=== Begin Enclosure ===

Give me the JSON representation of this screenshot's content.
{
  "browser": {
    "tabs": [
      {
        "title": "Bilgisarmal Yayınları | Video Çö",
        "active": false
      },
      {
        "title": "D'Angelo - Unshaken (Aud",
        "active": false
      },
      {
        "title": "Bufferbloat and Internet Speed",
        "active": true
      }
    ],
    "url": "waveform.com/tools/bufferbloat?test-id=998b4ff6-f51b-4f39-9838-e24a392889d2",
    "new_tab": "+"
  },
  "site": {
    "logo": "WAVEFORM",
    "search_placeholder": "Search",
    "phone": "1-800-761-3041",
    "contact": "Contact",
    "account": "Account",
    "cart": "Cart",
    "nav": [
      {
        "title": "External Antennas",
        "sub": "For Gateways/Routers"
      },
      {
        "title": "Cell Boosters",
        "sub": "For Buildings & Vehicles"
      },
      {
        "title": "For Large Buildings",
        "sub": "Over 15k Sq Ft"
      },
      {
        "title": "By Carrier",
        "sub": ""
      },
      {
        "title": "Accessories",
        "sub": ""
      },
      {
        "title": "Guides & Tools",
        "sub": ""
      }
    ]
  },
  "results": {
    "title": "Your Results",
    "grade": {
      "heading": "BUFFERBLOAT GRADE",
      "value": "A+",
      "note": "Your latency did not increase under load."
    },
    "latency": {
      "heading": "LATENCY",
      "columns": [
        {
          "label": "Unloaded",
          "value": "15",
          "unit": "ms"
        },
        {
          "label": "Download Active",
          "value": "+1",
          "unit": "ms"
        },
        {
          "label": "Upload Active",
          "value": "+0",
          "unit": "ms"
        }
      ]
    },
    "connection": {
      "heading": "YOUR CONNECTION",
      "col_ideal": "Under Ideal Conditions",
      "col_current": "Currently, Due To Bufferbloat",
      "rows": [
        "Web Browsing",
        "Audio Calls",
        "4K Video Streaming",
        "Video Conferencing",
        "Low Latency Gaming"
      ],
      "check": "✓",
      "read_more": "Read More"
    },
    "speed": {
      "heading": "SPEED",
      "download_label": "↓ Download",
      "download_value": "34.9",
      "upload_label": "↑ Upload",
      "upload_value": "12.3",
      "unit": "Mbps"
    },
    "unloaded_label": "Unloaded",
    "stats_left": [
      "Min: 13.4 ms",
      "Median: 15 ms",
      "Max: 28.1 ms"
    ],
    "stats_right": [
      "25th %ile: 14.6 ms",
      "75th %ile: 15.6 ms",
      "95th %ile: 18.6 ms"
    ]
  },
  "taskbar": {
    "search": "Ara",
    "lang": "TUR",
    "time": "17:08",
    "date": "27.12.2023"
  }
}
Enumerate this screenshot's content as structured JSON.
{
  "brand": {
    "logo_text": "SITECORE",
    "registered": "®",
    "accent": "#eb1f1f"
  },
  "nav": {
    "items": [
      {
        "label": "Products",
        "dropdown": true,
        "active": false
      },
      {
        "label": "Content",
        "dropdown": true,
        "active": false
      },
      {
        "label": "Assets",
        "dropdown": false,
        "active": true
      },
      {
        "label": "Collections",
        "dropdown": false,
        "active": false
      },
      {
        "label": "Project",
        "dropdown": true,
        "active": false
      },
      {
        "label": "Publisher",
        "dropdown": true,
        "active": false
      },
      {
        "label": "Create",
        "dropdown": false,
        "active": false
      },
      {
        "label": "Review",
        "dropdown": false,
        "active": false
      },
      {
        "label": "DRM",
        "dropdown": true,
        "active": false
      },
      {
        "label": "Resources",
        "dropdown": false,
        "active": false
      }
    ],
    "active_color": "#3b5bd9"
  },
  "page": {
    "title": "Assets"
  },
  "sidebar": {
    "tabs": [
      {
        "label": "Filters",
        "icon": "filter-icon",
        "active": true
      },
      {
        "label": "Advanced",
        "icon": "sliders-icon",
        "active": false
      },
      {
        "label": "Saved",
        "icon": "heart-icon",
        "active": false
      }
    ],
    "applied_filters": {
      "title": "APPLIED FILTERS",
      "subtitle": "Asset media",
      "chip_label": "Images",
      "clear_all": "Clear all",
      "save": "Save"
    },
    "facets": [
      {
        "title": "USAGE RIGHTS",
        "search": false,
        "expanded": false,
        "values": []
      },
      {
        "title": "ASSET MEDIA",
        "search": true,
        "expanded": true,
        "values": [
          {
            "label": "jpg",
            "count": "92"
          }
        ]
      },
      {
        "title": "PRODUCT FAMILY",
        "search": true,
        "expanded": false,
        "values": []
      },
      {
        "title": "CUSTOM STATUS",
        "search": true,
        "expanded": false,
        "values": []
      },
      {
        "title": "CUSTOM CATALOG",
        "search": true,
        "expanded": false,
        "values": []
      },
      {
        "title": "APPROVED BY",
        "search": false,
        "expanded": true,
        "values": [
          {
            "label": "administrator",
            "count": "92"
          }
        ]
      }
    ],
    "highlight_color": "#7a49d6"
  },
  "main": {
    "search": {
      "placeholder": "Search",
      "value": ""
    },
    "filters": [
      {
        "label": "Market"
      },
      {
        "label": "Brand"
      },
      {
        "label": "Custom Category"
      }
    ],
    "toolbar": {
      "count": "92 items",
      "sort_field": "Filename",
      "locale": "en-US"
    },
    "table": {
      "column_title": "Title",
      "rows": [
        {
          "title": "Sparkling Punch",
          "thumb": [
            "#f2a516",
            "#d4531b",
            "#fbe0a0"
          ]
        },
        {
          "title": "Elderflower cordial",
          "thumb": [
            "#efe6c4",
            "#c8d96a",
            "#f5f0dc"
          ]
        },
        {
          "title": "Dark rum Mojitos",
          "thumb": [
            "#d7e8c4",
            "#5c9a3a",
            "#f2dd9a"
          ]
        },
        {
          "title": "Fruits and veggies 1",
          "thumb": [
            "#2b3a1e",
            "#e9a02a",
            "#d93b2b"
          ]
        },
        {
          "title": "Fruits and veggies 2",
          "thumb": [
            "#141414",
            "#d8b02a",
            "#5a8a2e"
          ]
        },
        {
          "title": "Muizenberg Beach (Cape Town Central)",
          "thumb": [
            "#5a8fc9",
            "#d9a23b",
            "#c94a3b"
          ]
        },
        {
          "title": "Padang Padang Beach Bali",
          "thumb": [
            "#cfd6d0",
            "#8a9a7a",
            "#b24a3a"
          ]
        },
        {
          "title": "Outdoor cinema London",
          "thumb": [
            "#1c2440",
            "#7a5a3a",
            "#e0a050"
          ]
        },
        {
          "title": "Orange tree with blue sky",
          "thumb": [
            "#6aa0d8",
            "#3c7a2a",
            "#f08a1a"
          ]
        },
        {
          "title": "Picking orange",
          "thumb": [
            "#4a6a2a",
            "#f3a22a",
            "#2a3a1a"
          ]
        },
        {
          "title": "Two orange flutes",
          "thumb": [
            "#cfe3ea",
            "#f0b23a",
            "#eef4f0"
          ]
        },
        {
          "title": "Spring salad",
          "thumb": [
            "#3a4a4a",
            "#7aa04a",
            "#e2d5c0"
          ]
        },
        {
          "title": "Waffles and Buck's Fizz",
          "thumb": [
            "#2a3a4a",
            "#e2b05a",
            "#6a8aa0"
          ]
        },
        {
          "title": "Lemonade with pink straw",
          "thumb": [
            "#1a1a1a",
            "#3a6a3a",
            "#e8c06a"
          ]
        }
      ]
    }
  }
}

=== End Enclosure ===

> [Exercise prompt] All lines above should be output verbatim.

> [Problem solution]
Give me the JSON representation of this screenshot's content.
{
  "browser": {
    "tabs": [
      {
        "title": "Bilgisarmal Yayınları | Video Çö",
        "active": false
      },
      {
        "title": "D'Angelo - Unshaken (Aud",
        "active": false
      },
      {
        "title": "Bufferbloat and Internet Speed",
        "active": true
      }
    ],
    "url": "waveform.com/tools/bufferbloat?test-id=998b4ff6-f51b-4f39-9838-e24a392889d2",
    "new_tab": "+"
  },
  "site": {
    "logo": "WAVEFORM",
    "search_placeholder": "Search",
    "phone": "1-800-761-3041",
    "contact": "Contact",
    "account": "Account",
    "cart": "Cart",
    "nav": [
      {
        "title": "External Antennas",
        "sub": "For Gateways/Routers"
      },
      {
        "title": "Cell Boosters",
        "sub": "For Buildings & Vehicles"
      },
      {
        "title": "For Large Buildings",
        "sub": "Over 15k Sq Ft"
      },
      {
        "title": "By Carrier",
        "sub": ""
      },
      {
        "title": "Accessories",
        "sub": ""
      },
      {
        "title": "Guides & Tools",
        "sub": ""
      }
    ]
  },
  "results": {
    "title": "Your Results",
    "grade": {
      "heading": "BUFFERBLOAT GRADE",
      "value": "A+",
      "note": "Your latency did not increase under load."
    },
    "latency": {
      "heading": "LATENCY",
      "columns": [
        {
          "label": "Unloaded",
          "value": "15",
          "unit": "ms"
        },
        {
          "label": "Download Active",
          "value": "+1",
          "unit": "ms"
        },
        {
          "label": "Upload Active",
          "value": "+0",
          "unit": "ms"
        }
      ]
    },
    "connection": {
      "heading": "YOUR CONNECTION",
      "col_ideal": "Under Ideal Conditions",
      "col_current": "Currently, Due To Bufferbloat",
      "rows": [
        "Web Browsing",
        "Audio Calls",
        "4K Video Streaming",
        "Video Conferencing",
        "Low Latency Gaming"
      ],
      "check": "✓",
      "read_more": "Read More"
    },
    "speed": {
      "heading": "SPEED",
      "download_label": "↓ Download",
      "download_value": "34.9",
      "upload_label": "↑ Upload",
      "upload_value": "12.3",
      "unit": "Mbps"
    },
    "unloaded_label": "Unloaded",
    "stats_left": [
      "Min: 13.4 ms",
      "Median: 15 ms",
      "Max: 28.1 ms"
    ],
    "stats_right": [
      "25th %ile: 14.6 ms",
      "75th %ile: 15.6 ms",
      "95th %ile: 18.6 ms"
    ]
  },
  "taskbar": {
    "search": "Ara",
    "lang": "TUR",
    "time": "17:08",
    "date": "27.12.2023"
  }
}
Enumerate this screenshot's content as structured JSON.
{
  "brand": {
    "logo_text": "SITECORE",
    "registered": "®",
    "accent": "#eb1f1f"
  },
  "nav": {
    "items": [
      {
        "label": "Products",
        "dropdown": true,
        "active": false
      },
      {
        "label": "Content",
        "dropdown": true,
        "active": false
      },
      {
        "label": "Assets",
        "dropdown": false,
        "active": true
      },
      {
        "label": "Collections",
        "dropdown": false,
        "active": false
      },
      {
        "label": "Project",
        "dropdown": true,
        "active": false
      },
      {
        "label": "Publisher",
        "dropdown": true,
        "active": false
      },
      {
        "label": "Create",
        "dropdown": false,
        "active": false
      },
      {
        "label": "Review",
        "dropdown": false,
        "active": false
      },
      {
        "label": "DRM",
        "dropdown": true,
        "active": false
      },
      {
        "label": "Resources",
        "dropdown": false,
        "active": false
      }
    ],
    "active_color": "#3b5bd9"
  },
  "page": {
    "title": "Assets"
  },
  "sidebar": {
    "tabs": [
      {
        "label": "Filters",
        "icon": "filter-icon",
        "active": true
      },
      {
        "label": "Advanced",
        "icon": "sliders-icon",
        "active": false
      },
      {
        "label": "Saved",
        "icon": "heart-icon",
        "active": false
      }
    ],
    "applied_filters": {
      "title": "APPLIED FILTERS",
      "subtitle": "Asset media",
      "chip_label": "Images",
      "clear_all": "Clear all",
      "save": "Save"
    },
    "facets": [
      {
        "title": "USAGE RIGHTS",
        "search": false,
        "expanded": false,
        "values": []
      },
      {
        "title": "ASSET MEDIA",
        "search": true,
        "expanded": true,
        "values": [
          {
            "label": "jpg",
            "count": "92"
          }
        ]
      },
      {
        "title": "PRODUCT FAMILY",
        "search": true,
        "expanded": false,
        "values": []
      },
      {
        "title": "CUSTOM STATUS",
        "search": true,
        "expanded": false,
        "values": []
      },
      {
        "title": "CUSTOM CATALOG",
        "search": true,
        "expanded": false,
        "values": []
      },
      {
        "title": "APPROVED BY",
        "search": false,
        "expanded": true,
        "values": [
          {
            "label": "administrator",
            "count": "92"
          }
        ]
      }
    ],
    "highlight_color": "#7a49d6"
  },
  "main": {
    "search": {
      "placeholder": "Search",
      "value": ""
    },
    "filters": [
      {
        "label": "Market"
      },
      {
        "label": "Brand"
      },
      {
        "label": "Custom Category"
      }
    ],
    "toolbar": {
      "count": "92 items",
      "sort_field": "Filename",
      "locale": "en-US"
    },
    "table": {
      "column_title": "Title",
      "rows": [
        {
          "title": "Sparkling Punch",
          "thumb": [
            "#f2a516",
            "#d4531b",
            "#fbe0a0"
          ]
        },
        {
          "title": "Elderflower cordial",
          "thumb": [
            "#efe6c4",
            "#c8d96a",
            "#f5f0dc"
          ]
        },
        {
          "title": "Dark rum Mojitos",
          "thumb": [
            "#d7e8c4",
            "#5c9a3a",
            "#f2dd9a"
          ]
        },
        {
          "title": "Fruits and veggies 1",
          "thumb": [
            "#2b3a1e",
            "#e9a02a",
            "#d93b2b"
          ]
        },
        {
          "title": "Fruits and veggies 2",
          "thumb": [
            "#141414",
            "#d8b02a",
            "#5a8a2e"
          ]
        },
        {
          "title": "Muizenberg Beach (Cape Town Central)",
          "thumb": [
            "#5a8fc9",
            "#d9a23b",
            "#c94a3b"
          ]
        },
        {
          "title": "Padang Padang Beach Bali",
          "thumb": [
            "#cfd6d0",
            "#8a9a7a",
            "#b24a3a"
          ]
        },
        {
          "title": "Outdoor cinema London",
          "thumb": [
            "#1c2440",
            "#7a5a3a",
            "#e0a050"
          ]
        },
        {
          "title": "Orange tree with blue sky",
          "thumb": [
            "#6aa0d8",
            "#3c7a2a",
            "#f08a1a"
          ]
        },
        {
          "title": "Picking orange",
          "thumb": [
            "#4a6a2a",
            "#f3a22a",
            "#2a3a1a"
          ]
        },
        {
          "title": "Two orange flutes",
          "thumb": [
            "#cfe3ea",
            "#f0b23a",
            "#eef4f0"
          ]
        },
        {
          "title": "Spring salad",
          "thumb": [
            "#3a4a4a",
            "#7aa04a",
            "#e2d5c0"
          ]
        },
        {
          "title": "Waffles and Buck's Fizz",
          "thumb": [
            "#2a3a4a",
            "#e2b05a",
            "#6a8aa0"
          ]
        },
        {
          "title": "Lemonade with pink straw",
          "thumb": [
            "#1a1a1a",
            "#3a6a3a",
            "#e8c06a"
          ]
        }
      ]
    }
  }
}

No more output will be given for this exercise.